The overall ambition of the OptCutCell project is to enable the solution of optimisation problems with dynamic domains. To achieve this goal, we develop the required mathematical and numerical methods, as well as generic, user-friendly, open-source simulation and optimisation software. The mathematical and numerical methods will be based on a multi-mesh approach, in which multiple, independent simulation domains can overlap and interact with each other. The software will be developed within the FEniCS and the dolfin-adjoint framework, winner of the 2015 Wilkinson Prize for Numerical Software. The new software platform will be demonstrated and tested on two industrial and scientific applications: the optimal design of a stent to minimise risk of blood vessel rupture, and the optimisation of tidal stream turbine performance.

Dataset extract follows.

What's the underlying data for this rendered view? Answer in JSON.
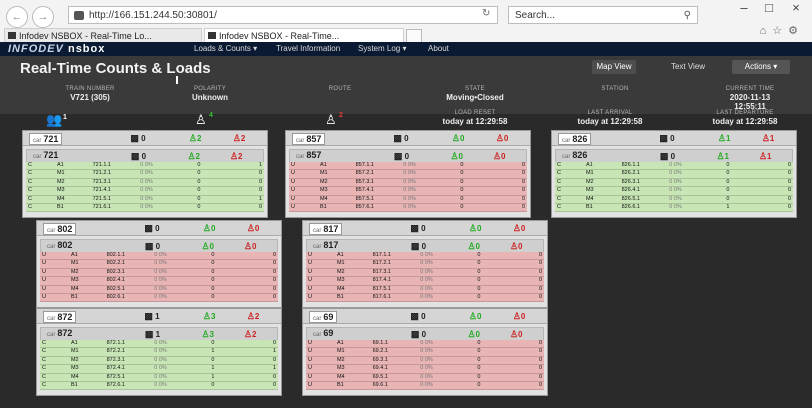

OptCutCell is headed by Dr. Simon Funke and brings together researchers from Simula Research Laboratory, Umeå University (Sweden), Chalmers University of Technology (Sweden), Technische Universität Darmstadt (Germany) and two international industrial partners (UK and US). These partners join in a multidisciplinary collaboration involving computer science, applied mathematics, bioengineering, fluid mechanics, and perspectives from the medical and renewable energy industry sectors.
The OptCutCell project aims to enable the solution of large-scale optimisation problems with multiple dynamic domains through new numerical methods and simulation technology. The goal is achieved by developing mathematical theory, numerical methods, as well as designing and implementing a general, highly-automated, open-source software platform in which the user specifies the problem in a language that mimics the mathematical notation.
The Research Council of Norway (FRINATEK)
Dr. Simon Funke